Considered one the Renaissance highest achievements in the field of graphic arts, Sandro Botticelli’s cycle of ninety-three drawings illustrating Dante’s Divine Comedy constitutes also one of the great master’s most mysterious endeavors. Likely executed for Lorenzo di Pierfrancesco de’ Medici, the cycle has suffered a divided history: Seven leaves are preserved in the Biblioteca Apostolica in the Vatican, and a larger group of eighty-five sheets was cannily bought from the Duke of Hamilton for the Kupferstichkabinett of the Royal Museum in Berlin by its director Friedrich Lippmann in 1882. Dr. Dagmar Korbacher (Director, Kupferstichkabinett, Berlin State Museums) will outline the incredible journey and sensational sale of of these rarely exhibited drawings, while Dr. Furio Rinaldi (Curator, Fine Arts Museums of San Francisco) will illustrate what place the breath-taking Dante series plays within Botticelli’s evolution as a painter and draftsman.
Furio Rinaldi is curator of drawings and prints at the Achenbach Foundation for Graphic Arts, The Fine Arts Museums of San Francisco’s department of works on paper. Most recently, Dr. Rinaldi was Associate Vice President and specialist of Old Master drawings at Christie’s, New York.
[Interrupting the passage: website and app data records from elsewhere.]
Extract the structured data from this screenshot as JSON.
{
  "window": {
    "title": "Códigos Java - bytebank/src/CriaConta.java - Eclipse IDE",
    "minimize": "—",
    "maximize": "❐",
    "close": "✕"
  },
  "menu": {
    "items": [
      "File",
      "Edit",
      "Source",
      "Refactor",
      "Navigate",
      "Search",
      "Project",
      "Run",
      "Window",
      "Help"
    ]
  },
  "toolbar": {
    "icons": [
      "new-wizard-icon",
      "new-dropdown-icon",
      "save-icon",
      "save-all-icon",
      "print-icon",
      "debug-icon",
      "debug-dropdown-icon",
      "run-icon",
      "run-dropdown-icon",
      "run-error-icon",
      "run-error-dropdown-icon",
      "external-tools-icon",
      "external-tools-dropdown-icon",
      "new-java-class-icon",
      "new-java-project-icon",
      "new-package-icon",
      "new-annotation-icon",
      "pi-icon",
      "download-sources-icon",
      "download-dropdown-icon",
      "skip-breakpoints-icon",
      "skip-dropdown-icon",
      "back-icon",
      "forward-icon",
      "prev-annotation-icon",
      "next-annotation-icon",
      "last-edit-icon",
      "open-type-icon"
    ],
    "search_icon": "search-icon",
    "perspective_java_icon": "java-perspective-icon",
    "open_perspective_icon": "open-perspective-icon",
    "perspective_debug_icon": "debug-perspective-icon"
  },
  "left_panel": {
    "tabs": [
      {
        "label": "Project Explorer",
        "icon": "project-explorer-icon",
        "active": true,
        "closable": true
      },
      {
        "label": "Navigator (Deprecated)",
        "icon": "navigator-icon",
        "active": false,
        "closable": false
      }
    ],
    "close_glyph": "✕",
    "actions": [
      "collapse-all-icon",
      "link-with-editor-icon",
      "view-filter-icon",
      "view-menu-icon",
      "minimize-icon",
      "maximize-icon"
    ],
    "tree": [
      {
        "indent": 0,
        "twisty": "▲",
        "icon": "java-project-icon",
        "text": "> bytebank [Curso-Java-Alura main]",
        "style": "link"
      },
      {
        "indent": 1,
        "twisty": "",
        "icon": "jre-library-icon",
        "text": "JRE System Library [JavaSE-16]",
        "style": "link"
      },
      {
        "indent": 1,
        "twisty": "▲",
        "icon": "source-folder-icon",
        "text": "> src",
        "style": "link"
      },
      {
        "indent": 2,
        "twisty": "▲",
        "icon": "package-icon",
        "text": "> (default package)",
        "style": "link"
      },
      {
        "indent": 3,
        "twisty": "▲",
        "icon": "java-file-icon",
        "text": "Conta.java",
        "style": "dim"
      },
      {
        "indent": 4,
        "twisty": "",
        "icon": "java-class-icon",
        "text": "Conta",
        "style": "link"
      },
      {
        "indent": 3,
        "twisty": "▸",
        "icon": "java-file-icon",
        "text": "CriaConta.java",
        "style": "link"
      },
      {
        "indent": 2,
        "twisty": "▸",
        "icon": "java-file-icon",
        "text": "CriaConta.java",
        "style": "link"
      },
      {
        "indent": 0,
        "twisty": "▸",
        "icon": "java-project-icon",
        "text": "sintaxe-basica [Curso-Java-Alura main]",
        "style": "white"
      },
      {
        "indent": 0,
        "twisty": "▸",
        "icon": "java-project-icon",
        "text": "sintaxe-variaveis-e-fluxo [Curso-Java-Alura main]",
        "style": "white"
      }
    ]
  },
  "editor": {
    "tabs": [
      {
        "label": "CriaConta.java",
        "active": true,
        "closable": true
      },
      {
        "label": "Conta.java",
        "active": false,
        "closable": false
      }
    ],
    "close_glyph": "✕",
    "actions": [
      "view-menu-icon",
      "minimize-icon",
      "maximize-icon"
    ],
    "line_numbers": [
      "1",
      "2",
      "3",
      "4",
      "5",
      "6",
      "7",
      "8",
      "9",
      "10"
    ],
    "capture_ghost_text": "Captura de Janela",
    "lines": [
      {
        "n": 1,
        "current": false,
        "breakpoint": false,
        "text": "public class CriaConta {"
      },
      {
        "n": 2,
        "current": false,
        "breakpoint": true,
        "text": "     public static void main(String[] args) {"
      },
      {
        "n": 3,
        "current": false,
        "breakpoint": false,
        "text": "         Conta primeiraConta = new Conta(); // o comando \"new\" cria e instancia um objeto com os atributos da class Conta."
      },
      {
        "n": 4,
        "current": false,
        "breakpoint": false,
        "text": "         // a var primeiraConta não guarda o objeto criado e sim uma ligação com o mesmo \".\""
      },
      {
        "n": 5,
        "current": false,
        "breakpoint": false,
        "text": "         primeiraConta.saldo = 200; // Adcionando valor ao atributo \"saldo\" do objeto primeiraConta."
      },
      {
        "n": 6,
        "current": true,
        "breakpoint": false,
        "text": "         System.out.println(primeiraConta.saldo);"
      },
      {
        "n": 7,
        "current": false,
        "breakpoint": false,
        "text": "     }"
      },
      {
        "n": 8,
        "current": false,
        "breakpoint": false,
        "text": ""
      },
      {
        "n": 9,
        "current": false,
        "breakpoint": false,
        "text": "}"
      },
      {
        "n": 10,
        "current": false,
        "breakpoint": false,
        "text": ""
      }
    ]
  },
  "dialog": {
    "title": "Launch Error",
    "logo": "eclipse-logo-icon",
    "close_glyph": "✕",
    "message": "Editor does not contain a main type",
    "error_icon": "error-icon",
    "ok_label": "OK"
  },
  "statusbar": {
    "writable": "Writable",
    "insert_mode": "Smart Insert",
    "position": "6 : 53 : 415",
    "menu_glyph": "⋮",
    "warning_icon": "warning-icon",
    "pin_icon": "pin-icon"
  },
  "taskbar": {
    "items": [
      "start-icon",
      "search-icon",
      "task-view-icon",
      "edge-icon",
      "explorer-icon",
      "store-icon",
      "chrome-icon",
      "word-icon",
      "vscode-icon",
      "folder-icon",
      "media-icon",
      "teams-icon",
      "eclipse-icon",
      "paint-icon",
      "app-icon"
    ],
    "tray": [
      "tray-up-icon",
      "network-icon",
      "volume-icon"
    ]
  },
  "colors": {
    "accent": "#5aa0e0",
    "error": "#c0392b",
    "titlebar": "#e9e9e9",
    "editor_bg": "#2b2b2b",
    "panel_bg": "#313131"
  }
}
Dagmar Korbacher is director of the Kupferstichkabinett of the Berlin State Museums, Germany’s largest collection of prints and drawings. She studied art history, Italian literature and classical archaeology at the Catholic Universities of Eichstätt and Milan.